Shortly after that, I stopped seeing Mike's tire tracks in the gravel ahead of me, which caused a bit of concern. I was running out of water and feared that, at his pace, Mike might have been experiencing severe heat-related issues. As it turned out, he'd simply made a wrong turn that resulted in an eight mile detour, so he ended up coming into the mid-loop checkpoint behind me. But we were thankful to see him come in just minutes after I arrived, and we left the checkpoint together again. But it wasn't long before Mike once again rode away from me. Though he was making some navigational errors, he was still riding well. His strength and determination could not be denied.

Sensing the inevitability of my second place finish, as Mike began to ride away from me, I decided to take a few minutes to sit in the shade under an oak tree along the course, eat some food and enjoy the beauty of the central Nebraska landscape. Up to that point, I hadn't really paused to really take in my surroundings and I'm sure glad I did. I watched Mike glide effortlessly up one of the steepest climbs on the course and out of sight, then I simply sat and enjoyed the sounds of nature... the sounds of silence.

When I resumed my journey refreshed and renewed, I knew first place was well beyond my grasp and I was perfectly content with that. On this day, a faster rider who wanted it more would take the victory, and I would get exactly what I came for -- a fantastic ride and weekend with great friends.
The raffle table... This was just a fraction of the stuff the DSG Crew gave away! Awesome... Thank you! Photo: Kyle Vincent

In fact, one of the best parts of the event came on Friday night, after the pre-race rider meeting. The DSG crew raffled off a ton of schwag provided by event sponsors On-One/Titus, American Classic, Revelate Designs, Backcountry Research, Climb On! Products, Twin Six and a host of others. I ended up taking home a sweet new On-One saddle (which is already on a bike), a tubeless conversion kit from American Classic (awesome!), some TwinSix socks and a Tulbag from Backcountry Research. I don't think anyone came away from the raffle empty handed! Thank you so much to all the event sponsors. Your support is noted, appreciated and I will definitely be considering your products first when it comes time to purchase these type of products in the future. We have to support the folks who support our sport!!
Iowa endurance stud, Mike Johnson, checks out my Salsa Vaya race setup for Odin's Revenge. Johnson would finish 4th overall (3rd place solo) in the event on his own Salsa Fargo. Photo: Kyle Vincent

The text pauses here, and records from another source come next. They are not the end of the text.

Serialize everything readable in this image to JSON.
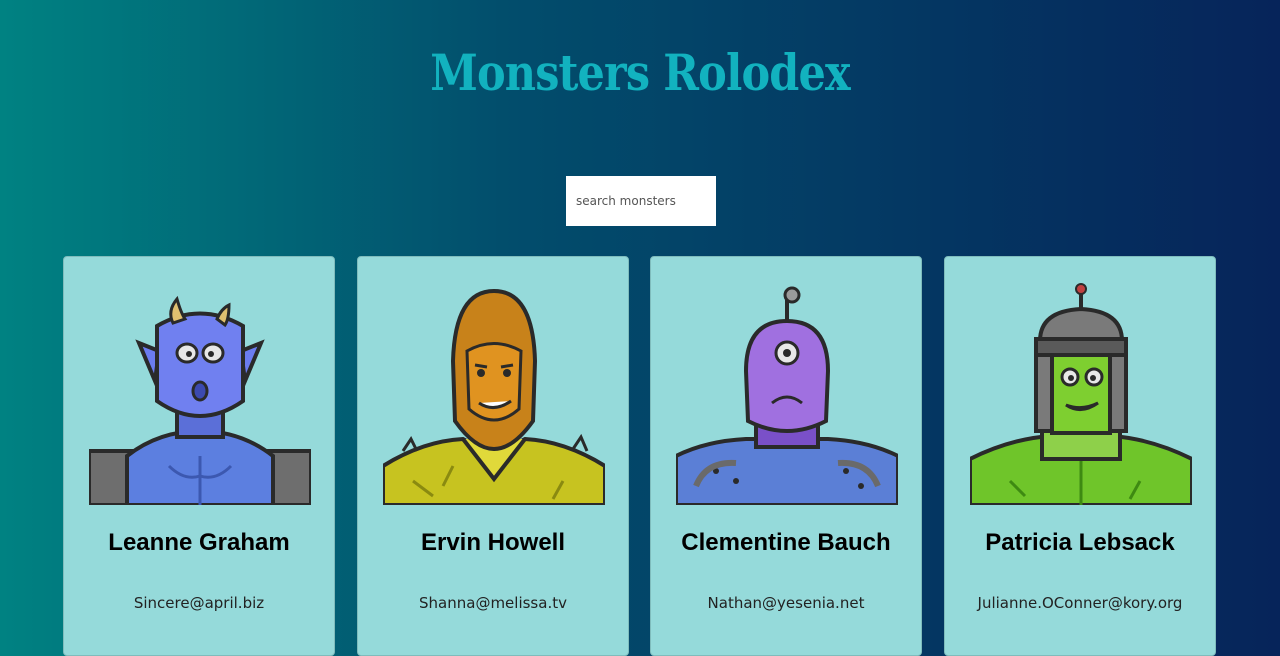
{
  "header": {
    "title": "Monsters Rolodex"
  },
  "search": {
    "placeholder": "search monsters",
    "value": ""
  },
  "monsters": [
    {
      "name": "Leanne Graham",
      "email": "Sincere@april.biz",
      "avatar": "blue-horned-monster"
    },
    {
      "name": "Ervin Howell",
      "email": "Shanna@melissa.tv",
      "avatar": "orange-hooded-monster"
    },
    {
      "name": "Clementine Bauch",
      "email": "Nathan@yesenia.net",
      "avatar": "purple-cyclops-robot"
    },
    {
      "name": "Patricia Lebsack",
      "email": "Julianne.OConner@kory.org",
      "avatar": "green-frankenstein-monster"
    }
  ]
}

And here I am checking out Mike's super sweet Fargo setup. The Ragley Luxy bars he's running are extra-nice! Photo: Kyle Vincent

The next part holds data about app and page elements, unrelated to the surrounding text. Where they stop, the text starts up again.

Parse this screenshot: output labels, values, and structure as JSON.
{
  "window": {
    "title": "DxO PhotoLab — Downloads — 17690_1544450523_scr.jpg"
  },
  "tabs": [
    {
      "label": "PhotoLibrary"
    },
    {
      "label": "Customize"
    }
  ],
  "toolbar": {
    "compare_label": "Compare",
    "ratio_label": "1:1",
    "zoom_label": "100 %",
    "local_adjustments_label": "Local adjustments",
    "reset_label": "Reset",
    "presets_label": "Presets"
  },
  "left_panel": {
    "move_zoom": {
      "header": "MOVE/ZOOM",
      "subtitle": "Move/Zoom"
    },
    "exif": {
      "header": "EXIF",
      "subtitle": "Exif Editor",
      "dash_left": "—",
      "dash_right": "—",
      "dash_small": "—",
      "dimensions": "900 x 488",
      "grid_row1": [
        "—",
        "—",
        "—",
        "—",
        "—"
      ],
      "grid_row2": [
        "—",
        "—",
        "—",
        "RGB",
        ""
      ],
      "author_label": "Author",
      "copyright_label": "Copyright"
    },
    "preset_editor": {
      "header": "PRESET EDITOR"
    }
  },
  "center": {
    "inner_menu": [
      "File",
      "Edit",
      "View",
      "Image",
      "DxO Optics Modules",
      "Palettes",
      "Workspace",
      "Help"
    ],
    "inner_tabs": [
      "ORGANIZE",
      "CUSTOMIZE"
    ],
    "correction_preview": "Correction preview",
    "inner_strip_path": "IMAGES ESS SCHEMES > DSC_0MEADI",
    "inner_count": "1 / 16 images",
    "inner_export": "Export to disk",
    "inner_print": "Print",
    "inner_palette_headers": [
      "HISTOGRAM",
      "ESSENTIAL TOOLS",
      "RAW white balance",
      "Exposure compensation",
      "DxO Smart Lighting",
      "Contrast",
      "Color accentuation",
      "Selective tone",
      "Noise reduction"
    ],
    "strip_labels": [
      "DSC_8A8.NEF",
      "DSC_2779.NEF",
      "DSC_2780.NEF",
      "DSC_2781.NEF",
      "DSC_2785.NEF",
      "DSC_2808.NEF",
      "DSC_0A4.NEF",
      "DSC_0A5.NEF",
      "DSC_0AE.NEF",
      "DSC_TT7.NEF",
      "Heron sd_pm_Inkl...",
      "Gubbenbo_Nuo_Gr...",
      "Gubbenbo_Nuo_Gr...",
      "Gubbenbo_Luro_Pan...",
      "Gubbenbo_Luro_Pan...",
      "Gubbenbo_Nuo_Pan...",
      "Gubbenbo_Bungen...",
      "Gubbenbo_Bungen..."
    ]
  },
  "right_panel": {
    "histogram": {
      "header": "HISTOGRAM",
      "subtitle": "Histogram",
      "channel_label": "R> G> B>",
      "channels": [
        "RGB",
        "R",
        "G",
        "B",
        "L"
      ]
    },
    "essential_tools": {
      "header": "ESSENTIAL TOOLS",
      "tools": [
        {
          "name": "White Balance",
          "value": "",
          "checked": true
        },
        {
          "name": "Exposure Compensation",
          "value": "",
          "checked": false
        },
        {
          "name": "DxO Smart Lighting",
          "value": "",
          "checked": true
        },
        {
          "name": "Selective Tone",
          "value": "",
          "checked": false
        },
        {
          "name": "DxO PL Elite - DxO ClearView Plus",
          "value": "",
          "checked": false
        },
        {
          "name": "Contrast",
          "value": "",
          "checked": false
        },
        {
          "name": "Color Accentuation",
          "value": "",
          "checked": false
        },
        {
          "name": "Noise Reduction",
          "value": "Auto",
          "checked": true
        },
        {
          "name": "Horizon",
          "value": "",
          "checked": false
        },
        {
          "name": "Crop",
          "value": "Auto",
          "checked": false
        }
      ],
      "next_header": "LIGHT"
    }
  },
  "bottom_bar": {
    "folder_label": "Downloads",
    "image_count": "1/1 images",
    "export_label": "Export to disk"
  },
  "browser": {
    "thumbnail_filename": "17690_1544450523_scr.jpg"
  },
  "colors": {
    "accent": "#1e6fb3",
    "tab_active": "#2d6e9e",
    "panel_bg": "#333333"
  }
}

And with that said, I'd like to thank the folks who support me and make my bicycle racing possible, including first and foremost, my beautiful wife Laura, who understands the time and commitment it takes to train for and compete in these events (and yet still allows me to do them). Thanks also to Kris, Julie and the crews at Cycle Works and The Moose's Tooth in Lincoln. It's an honor to race for and represent the same shop I first worked for at age 17 in 1990. And thank you to Rob Versteegh at Oakley for providing me with the best eyewear money can buy. Anyone who knows me knows I will wear nothing else... I'm an Oakley man.

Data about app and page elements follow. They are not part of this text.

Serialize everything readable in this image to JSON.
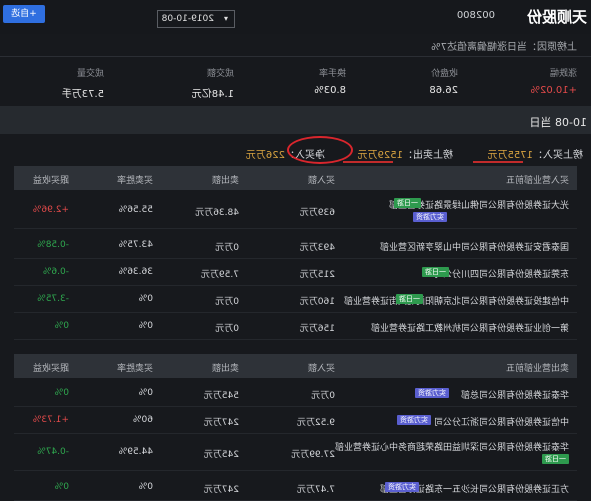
{
  "header": {
    "add_label": "+自选",
    "date_value": "2019-10-08",
    "stock_name": "天顺股份",
    "stock_code": "002800"
  },
  "reason": "上榜原因：当日涨幅偏离值达7%",
  "stats": {
    "change_label": "涨跌幅",
    "change_value": "+10.02%",
    "close_label": "收盘价",
    "close_value": "26.68",
    "turnover_label": "换手率",
    "turnover_value": "8.03%",
    "amount_label": "成交额",
    "amount_value": "1.48亿元",
    "volume_label": "成交量",
    "volume_value": "5.73万手"
  },
  "date_bar": "10-08 当日",
  "summary": {
    "buy_label": "榜上买入：",
    "buy_value": "1755万元",
    "sell_label": "榜上卖出：",
    "sell_value": "1529万元",
    "net_label": "净买入：",
    "net_value": "226万元"
  },
  "buy_table": {
    "headers": [
      "买入营业部前五",
      "买入额",
      "卖出额",
      "买卖胜率",
      "跟买收益"
    ],
    "rows": [
      {
        "name": "光大证券股份有限公司佛山绿景路证券营业部",
        "buy": "639万元",
        "sell": "48.36万元",
        "rate": "55.56%",
        "ret": "+2.96%",
        "badges": [
          "一日游",
          "实力游资"
        ]
      },
      {
        "name": "国泰君安证券股份有限公司中山翠亨新区营业部",
        "buy": "493万元",
        "sell": "0万元",
        "rate": "43.75%",
        "ret": "-0.58%"
      },
      {
        "name": "东莞证券股份有限公司四川分公司",
        "buy": "215万元",
        "sell": "7.59万元",
        "rate": "36.36%",
        "ret": "-0.6%",
        "badges": [
          "一日游"
        ]
      },
      {
        "name": "中信建投证券股份有限公司北京朝阳门北大街证券营业部",
        "buy": "160万元",
        "sell": "0万元",
        "rate": "0%",
        "ret": "-3.75%",
        "badges": [
          "一日游"
        ]
      },
      {
        "name": "第一创业证券股份有限公司杭州教工路证券营业部",
        "buy": "156万元",
        "sell": "0万元",
        "rate": "0%",
        "ret": "0%"
      }
    ]
  },
  "sell_table": {
    "headers": [
      "卖出营业部前五",
      "买入额",
      "卖出额",
      "买卖胜率",
      "跟买收益"
    ],
    "rows": [
      {
        "name": "华泰证券股份有限公司总部",
        "buy": "0万元",
        "sell": "545万元",
        "rate": "0%",
        "ret": "0%",
        "badges": [
          "实力游资"
        ]
      },
      {
        "name": "中信证券股份有限公司浙江分公司",
        "buy": "9.52万元",
        "sell": "247万元",
        "rate": "60%",
        "ret": "+1.73%",
        "badges": [
          "实力游资"
        ]
      },
      {
        "name": "华泰证券股份有限公司深圳益田路荣超商务中心证券营业部",
        "buy": "27.99万元",
        "sell": "245万元",
        "rate": "44.59%",
        "ret": "-0.47%",
        "badges": [
          "一日游"
        ]
      },
      {
        "name": "方正证券股份有限公司长沙五一东路证券营业部",
        "buy": "7.47万元",
        "sell": "247万元",
        "rate": "0%",
        "ret": "0%",
        "badges": [
          "实力游资"
        ]
      }
    ]
  }
}
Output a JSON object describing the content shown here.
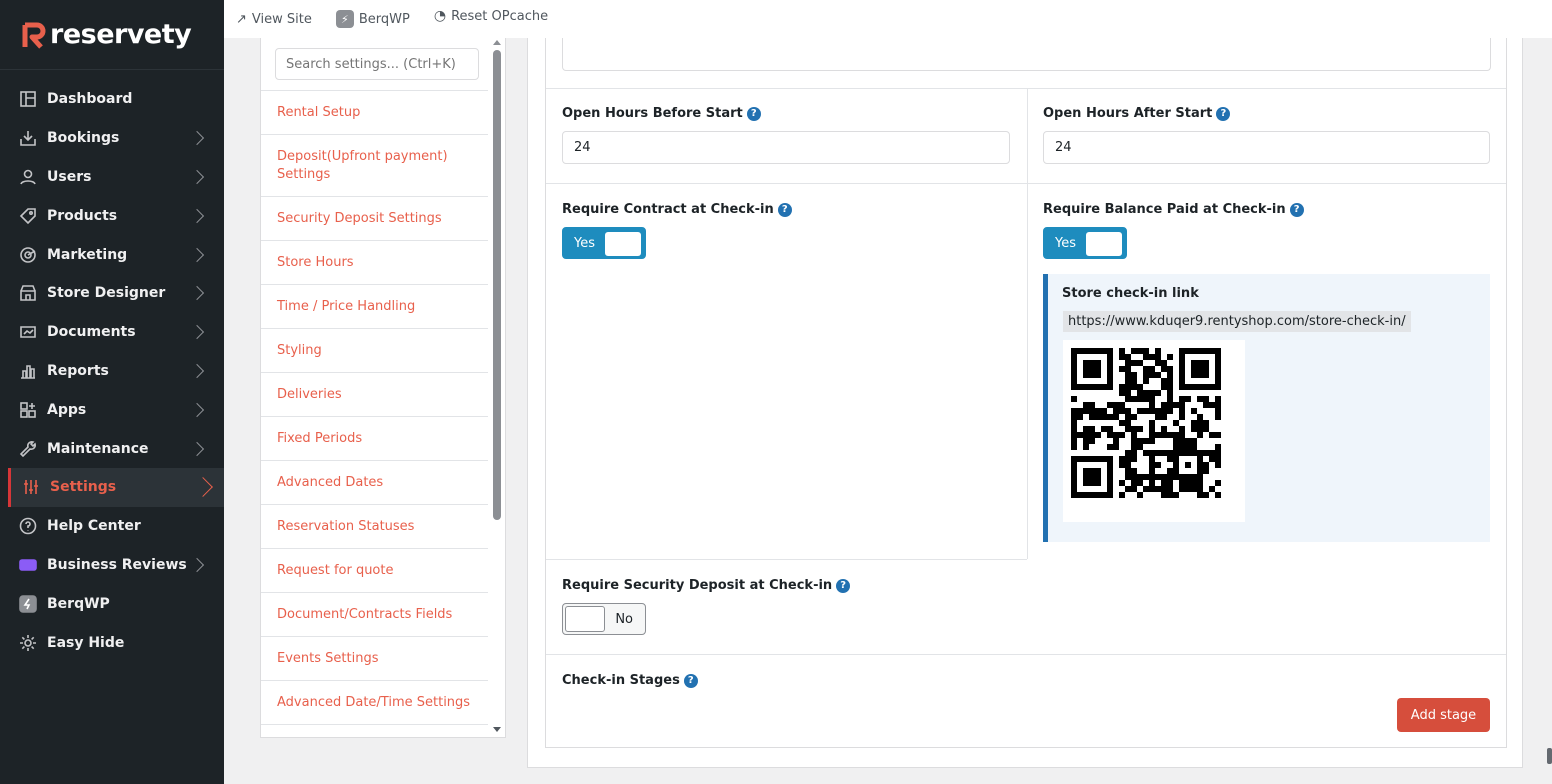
{
  "brand": {
    "name": "reservety",
    "accent": "#e8604c"
  },
  "sidebar": {
    "items": [
      {
        "label": "Dashboard",
        "icon": "dashboard-icon",
        "has_arrow": false
      },
      {
        "label": "Bookings",
        "icon": "bookings-icon",
        "has_arrow": true
      },
      {
        "label": "Users",
        "icon": "users-icon",
        "has_arrow": true
      },
      {
        "label": "Products",
        "icon": "tag-icon",
        "has_arrow": true
      },
      {
        "label": "Marketing",
        "icon": "marketing-icon",
        "has_arrow": true
      },
      {
        "label": "Store Designer",
        "icon": "store-icon",
        "has_arrow": true
      },
      {
        "label": "Documents",
        "icon": "documents-icon",
        "has_arrow": true
      },
      {
        "label": "Reports",
        "icon": "reports-icon",
        "has_arrow": true
      },
      {
        "label": "Apps",
        "icon": "apps-icon",
        "has_arrow": true
      },
      {
        "label": "Maintenance",
        "icon": "wrench-icon",
        "has_arrow": true
      },
      {
        "label": "Settings",
        "icon": "sliders-icon",
        "has_arrow": true,
        "active": true
      },
      {
        "label": "Help Center",
        "icon": "help-icon",
        "has_arrow": false
      },
      {
        "label": "Business Reviews",
        "icon": "reviews-icon",
        "has_arrow": true
      },
      {
        "label": "BerqWP",
        "icon": "berqwp-icon",
        "has_arrow": false
      },
      {
        "label": "Easy Hide",
        "icon": "gear-icon",
        "has_arrow": false
      }
    ]
  },
  "topbar": {
    "view_site": "View Site",
    "berqwp": "BerqWP",
    "reset_opcache": "Reset OPcache"
  },
  "settings_nav": {
    "search_placeholder": "Search settings... (Ctrl+K)",
    "links": [
      "Rental Setup",
      "Deposit(Upfront payment) Settings",
      "Security Deposit Settings",
      "Store Hours",
      "Time / Price Handling",
      "Styling",
      "Deliveries",
      "Fixed Periods",
      "Advanced Dates",
      "Reservation Statuses",
      "Request for quote",
      "Document/Contracts Fields",
      "Events Settings",
      "Advanced Date/Time Settings"
    ]
  },
  "form": {
    "open_before": {
      "label": "Open Hours Before Start",
      "value": "24"
    },
    "open_after": {
      "label": "Open Hours After Start",
      "value": "24"
    },
    "require_contract": {
      "label": "Require Contract at Check-in",
      "state": "Yes"
    },
    "require_balance": {
      "label": "Require Balance Paid at Check-in",
      "state": "Yes"
    },
    "checkin_link": {
      "title": "Store check-in link",
      "url": "https://www.kduqer9.rentyshop.com/store-check-in/"
    },
    "require_security": {
      "label": "Require Security Deposit at Check-in",
      "state": "No"
    },
    "checkin_stages": {
      "label": "Check-in Stages",
      "add_button": "Add stage"
    }
  },
  "colors": {
    "toggle_on": "#1e8cbe",
    "help": "#2271b1",
    "link": "#e8604c",
    "button": "#d64e3c"
  }
}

Thanks for reading. Hope to see you out on a great adventure sometime soon!

Cheers,
MG


3 comments:

Guitar Ted said...

Nice write up and a big Congratulations to you, my Friend. I had a sneaking hunch that terrain would be spectacular, and now I know it is, trusting in your view of things. Thanks!

MG said...

Thanks GT. It really was a beautiful grind. I can't wait to get you out there and show you firsthand.

Have a great weekend, my Brother. Enjoy the cooler temps that are on their way.

Cheers,
MG

Chad Q said...

MG I just read this wright up for the third time !! I hope we can provide another great ride next year !! Thank You for the prop's my friend !!
CQ